- Your objective:
What do the entries below say? Restate them word for word.
——————
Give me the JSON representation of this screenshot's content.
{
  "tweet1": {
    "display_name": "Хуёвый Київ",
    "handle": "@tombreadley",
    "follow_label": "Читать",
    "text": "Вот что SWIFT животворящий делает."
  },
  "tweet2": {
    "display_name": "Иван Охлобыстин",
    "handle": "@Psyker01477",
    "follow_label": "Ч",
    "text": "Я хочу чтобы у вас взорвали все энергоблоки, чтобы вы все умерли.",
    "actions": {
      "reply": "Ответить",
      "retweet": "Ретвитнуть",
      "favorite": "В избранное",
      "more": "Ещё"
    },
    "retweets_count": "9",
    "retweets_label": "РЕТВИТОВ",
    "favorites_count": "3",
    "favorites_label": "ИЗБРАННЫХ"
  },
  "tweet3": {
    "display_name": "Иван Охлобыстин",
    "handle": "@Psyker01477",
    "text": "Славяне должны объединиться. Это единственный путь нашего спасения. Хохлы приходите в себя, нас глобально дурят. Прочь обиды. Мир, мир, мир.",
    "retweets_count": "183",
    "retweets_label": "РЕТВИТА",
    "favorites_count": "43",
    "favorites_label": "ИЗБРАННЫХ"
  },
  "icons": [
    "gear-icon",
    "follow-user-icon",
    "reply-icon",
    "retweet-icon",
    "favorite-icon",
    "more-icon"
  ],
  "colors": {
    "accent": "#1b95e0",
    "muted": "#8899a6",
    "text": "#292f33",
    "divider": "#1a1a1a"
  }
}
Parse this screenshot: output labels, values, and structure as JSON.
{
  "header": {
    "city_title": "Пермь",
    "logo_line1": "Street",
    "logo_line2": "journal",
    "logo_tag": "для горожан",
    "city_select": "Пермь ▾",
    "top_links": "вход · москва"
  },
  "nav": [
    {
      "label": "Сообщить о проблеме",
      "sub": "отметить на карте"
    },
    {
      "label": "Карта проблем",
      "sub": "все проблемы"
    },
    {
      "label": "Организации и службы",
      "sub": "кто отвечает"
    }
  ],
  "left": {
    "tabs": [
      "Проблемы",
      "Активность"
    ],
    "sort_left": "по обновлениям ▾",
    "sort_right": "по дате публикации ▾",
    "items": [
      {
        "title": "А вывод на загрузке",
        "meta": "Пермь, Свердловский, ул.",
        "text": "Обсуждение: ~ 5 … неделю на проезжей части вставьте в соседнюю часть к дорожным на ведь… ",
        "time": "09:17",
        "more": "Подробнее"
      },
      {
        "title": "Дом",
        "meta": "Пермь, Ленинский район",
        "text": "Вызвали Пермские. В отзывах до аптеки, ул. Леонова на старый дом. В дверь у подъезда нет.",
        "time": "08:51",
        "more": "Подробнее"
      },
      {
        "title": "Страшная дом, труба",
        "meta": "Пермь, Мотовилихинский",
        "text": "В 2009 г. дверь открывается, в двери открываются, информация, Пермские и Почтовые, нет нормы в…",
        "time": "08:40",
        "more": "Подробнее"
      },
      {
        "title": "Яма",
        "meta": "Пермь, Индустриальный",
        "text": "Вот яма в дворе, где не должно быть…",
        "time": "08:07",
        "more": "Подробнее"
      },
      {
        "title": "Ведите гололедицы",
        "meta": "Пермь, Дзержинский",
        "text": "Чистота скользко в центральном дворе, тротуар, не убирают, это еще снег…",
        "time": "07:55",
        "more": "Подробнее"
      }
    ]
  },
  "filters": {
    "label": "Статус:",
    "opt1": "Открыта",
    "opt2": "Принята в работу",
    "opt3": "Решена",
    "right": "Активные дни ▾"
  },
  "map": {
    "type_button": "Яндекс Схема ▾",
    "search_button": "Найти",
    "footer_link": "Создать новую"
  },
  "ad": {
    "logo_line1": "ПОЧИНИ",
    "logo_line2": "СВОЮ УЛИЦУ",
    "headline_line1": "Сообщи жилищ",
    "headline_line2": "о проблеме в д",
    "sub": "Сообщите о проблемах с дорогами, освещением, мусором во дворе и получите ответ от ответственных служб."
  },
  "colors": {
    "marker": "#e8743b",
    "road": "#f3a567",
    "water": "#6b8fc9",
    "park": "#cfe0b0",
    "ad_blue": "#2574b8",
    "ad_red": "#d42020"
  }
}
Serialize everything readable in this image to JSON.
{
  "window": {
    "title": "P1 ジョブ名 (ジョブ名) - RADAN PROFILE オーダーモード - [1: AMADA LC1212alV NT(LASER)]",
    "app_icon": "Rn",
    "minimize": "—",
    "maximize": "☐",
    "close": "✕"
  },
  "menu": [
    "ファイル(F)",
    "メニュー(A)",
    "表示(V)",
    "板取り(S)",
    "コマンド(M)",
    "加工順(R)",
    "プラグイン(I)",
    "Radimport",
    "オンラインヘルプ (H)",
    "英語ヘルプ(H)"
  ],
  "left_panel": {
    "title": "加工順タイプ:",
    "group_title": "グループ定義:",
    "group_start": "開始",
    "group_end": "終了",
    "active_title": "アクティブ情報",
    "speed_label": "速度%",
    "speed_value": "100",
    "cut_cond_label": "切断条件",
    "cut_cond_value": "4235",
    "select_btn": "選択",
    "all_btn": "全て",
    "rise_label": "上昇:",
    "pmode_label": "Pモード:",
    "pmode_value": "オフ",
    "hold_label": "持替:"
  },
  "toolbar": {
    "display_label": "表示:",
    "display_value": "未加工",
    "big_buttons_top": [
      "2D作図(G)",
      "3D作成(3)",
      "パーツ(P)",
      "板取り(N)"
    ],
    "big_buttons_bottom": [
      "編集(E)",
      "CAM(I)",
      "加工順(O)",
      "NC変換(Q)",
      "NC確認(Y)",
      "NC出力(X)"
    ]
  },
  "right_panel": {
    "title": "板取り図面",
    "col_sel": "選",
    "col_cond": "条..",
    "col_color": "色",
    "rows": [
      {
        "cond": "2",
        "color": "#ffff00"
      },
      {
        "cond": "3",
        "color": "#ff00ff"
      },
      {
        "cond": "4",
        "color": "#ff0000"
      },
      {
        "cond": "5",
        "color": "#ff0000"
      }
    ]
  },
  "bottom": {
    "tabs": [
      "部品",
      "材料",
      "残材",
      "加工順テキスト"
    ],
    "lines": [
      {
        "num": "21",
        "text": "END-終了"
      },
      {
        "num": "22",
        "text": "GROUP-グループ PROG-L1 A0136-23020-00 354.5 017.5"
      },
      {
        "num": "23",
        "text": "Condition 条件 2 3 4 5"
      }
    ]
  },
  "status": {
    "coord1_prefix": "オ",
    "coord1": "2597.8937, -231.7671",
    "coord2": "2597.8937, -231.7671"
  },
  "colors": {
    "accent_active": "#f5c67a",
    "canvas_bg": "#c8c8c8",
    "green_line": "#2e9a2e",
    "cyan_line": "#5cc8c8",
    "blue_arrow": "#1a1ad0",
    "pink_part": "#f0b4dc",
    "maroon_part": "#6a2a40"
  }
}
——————
- Answer for the task:
Give me the JSON representation of this screenshot's content.
{
  "tweet1": {
    "display_name": "Хуёвый Київ",
    "handle": "@tombreadley",
    "follow_label": "Читать",
    "text": "Вот что SWIFT животворящий делает."
  },
  "tweet2": {
    "display_name": "Иван Охлобыстин",
    "handle": "@Psyker01477",
    "follow_label": "Ч",
    "text": "Я хочу чтобы у вас взорвали все энергоблоки, чтобы вы все умерли.",
    "actions": {
      "reply": "Ответить",
      "retweet": "Ретвитнуть",
      "favorite": "В избранное",
      "more": "Ещё"
    },
    "retweets_count": "9",
    "retweets_label": "РЕТВИТОВ",
    "favorites_count": "3",
    "favorites_label": "ИЗБРАННЫХ"
  },
  "tweet3": {
    "display_name": "Иван Охлобыстин",
    "handle": "@Psyker01477",
    "text": "Славяне должны объединиться. Это единственный путь нашего спасения. Хохлы приходите в себя, нас глобально дурят. Прочь обиды. Мир, мир, мир.",
    "retweets_count": "183",
    "retweets_label": "РЕТВИТА",
    "favorites_count": "43",
    "favorites_label": "ИЗБРАННЫХ"
  },
  "icons": [
    "gear-icon",
    "follow-user-icon",
    "reply-icon",
    "retweet-icon",
    "favorite-icon",
    "more-icon"
  ],
  "colors": {
    "accent": "#1b95e0",
    "muted": "#8899a6",
    "text": "#292f33",
    "divider": "#1a1a1a"
  }
}
Parse this screenshot: output labels, values, and structure as JSON.
{
  "header": {
    "city_title": "Пермь",
    "logo_line1": "Street",
    "logo_line2": "journal",
    "logo_tag": "для горожан",
    "city_select": "Пермь ▾",
    "top_links": "вход · москва"
  },
  "nav": [
    {
      "label": "Сообщить о проблеме",
      "sub": "отметить на карте"
    },
    {
      "label": "Карта проблем",
      "sub": "все проблемы"
    },
    {
      "label": "Организации и службы",
      "sub": "кто отвечает"
    }
  ],
  "left": {
    "tabs": [
      "Проблемы",
      "Активность"
    ],
    "sort_left": "по обновлениям ▾",
    "sort_right": "по дате публикации ▾",
    "items": [
      {
        "title": "А вывод на загрузке",
        "meta": "Пермь, Свердловский, ул.",
        "text": "Обсуждение: ~ 5 … неделю на проезжей части вставьте в соседнюю часть к дорожным на ведь… ",
        "time": "09:17",
        "more": "Подробнее"
      },
      {
        "title": "Дом",
        "meta": "Пермь, Ленинский район",
        "text": "Вызвали Пермские. В отзывах до аптеки, ул. Леонова на старый дом. В дверь у подъезда нет.",
        "time": "08:51",
        "more": "Подробнее"
      },
      {
        "title": "Страшная дом, труба",
        "meta": "Пермь, Мотовилихинский",
        "text": "В 2009 г. дверь открывается, в двери открываются, информация, Пермские и Почтовые, нет нормы в…",
        "time": "08:40",
        "more": "Подробнее"
      },
      {
        "title": "Яма",
        "meta": "Пермь, Индустриальный",
        "text": "Вот яма в дворе, где не должно быть…",
        "time": "08:07",
        "more": "Подробнее"
      },
      {
        "title": "Ведите гололедицы",
        "meta": "Пермь, Дзержинский",
        "text": "Чистота скользко в центральном дворе, тротуар, не убирают, это еще снег…",
        "time": "07:55",
        "more": "Подробнее"
      }
    ]
  },
  "filters": {
    "label": "Статус:",
    "opt1": "Открыта",
    "opt2": "Принята в работу",
    "opt3": "Решена",
    "right": "Активные дни ▾"
  },
  "map": {
    "type_button": "Яндекс Схема ▾",
    "search_button": "Найти",
    "footer_link": "Создать новую"
  },
  "ad": {
    "logo_line1": "ПОЧИНИ",
    "logo_line2": "СВОЮ УЛИЦУ",
    "headline_line1": "Сообщи жилищ",
    "headline_line2": "о проблеме в д",
    "sub": "Сообщите о проблемах с дорогами, освещением, мусором во дворе и получите ответ от ответственных служб."
  },
  "colors": {
    "marker": "#e8743b",
    "road": "#f3a567",
    "water": "#6b8fc9",
    "park": "#cfe0b0",
    "ad_blue": "#2574b8",
    "ad_red": "#d42020"
  }
}
Serialize everything readable in this image to JSON.
{
  "window": {
    "title": "P1 ジョブ名 (ジョブ名) - RADAN PROFILE オーダーモード - [1: AMADA LC1212alV NT(LASER)]",
    "app_icon": "Rn",
    "minimize": "—",
    "maximize": "☐",
    "close": "✕"
  },
  "menu": [
    "ファイル(F)",
    "メニュー(A)",
    "表示(V)",
    "板取り(S)",
    "コマンド(M)",
    "加工順(R)",
    "プラグイン(I)",
    "Radimport",
    "オンラインヘルプ (H)",
    "英語ヘルプ(H)"
  ],
  "left_panel": {
    "title": "加工順タイプ:",
    "group_title": "グループ定義:",
    "group_start": "開始",
    "group_end": "終了",
    "active_title": "アクティブ情報",
    "speed_label": "速度%",
    "speed_value": "100",
    "cut_cond_label": "切断条件",
    "cut_cond_value": "4235",
    "select_btn": "選択",
    "all_btn": "全て",
    "rise_label": "上昇:",
    "pmode_label": "Pモード:",
    "pmode_value": "オフ",
    "hold_label": "持替:"
  },
  "toolbar": {
    "display_label": "表示:",
    "display_value": "未加工",
    "big_buttons_top": [
      "2D作図(G)",
      "3D作成(3)",
      "パーツ(P)",
      "板取り(N)"
    ],
    "big_buttons_bottom": [
      "編集(E)",
      "CAM(I)",
      "加工順(O)",
      "NC変換(Q)",
      "NC確認(Y)",
      "NC出力(X)"
    ]
  },
  "right_panel": {
    "title": "板取り図面",
    "col_sel": "選",
    "col_cond": "条..",
    "col_color": "色",
    "rows": [
      {
        "cond": "2",
        "color": "#ffff00"
      },
      {
        "cond": "3",
        "color": "#ff00ff"
      },
      {
        "cond": "4",
        "color": "#ff0000"
      },
      {
        "cond": "5",
        "color": "#ff0000"
      }
    ]
  },
  "bottom": {
    "tabs": [
      "部品",
      "材料",
      "残材",
      "加工順テキスト"
    ],
    "lines": [
      {
        "num": "21",
        "text": "END-終了"
      },
      {
        "num": "22",
        "text": "GROUP-グループ PROG-L1 A0136-23020-00 354.5 017.5"
      },
      {
        "num": "23",
        "text": "Condition 条件 2 3 4 5"
      }
    ]
  },
  "status": {
    "coord1_prefix": "オ",
    "coord1": "2597.8937, -231.7671",
    "coord2": "2597.8937, -231.7671"
  },
  "colors": {
    "accent_active": "#f5c67a",
    "canvas_bg": "#c8c8c8",
    "green_line": "#2e9a2e",
    "cyan_line": "#5cc8c8",
    "blue_arrow": "#1a1ad0",
    "pink_part": "#f0b4dc",
    "maroon_part": "#6a2a40"
  }
}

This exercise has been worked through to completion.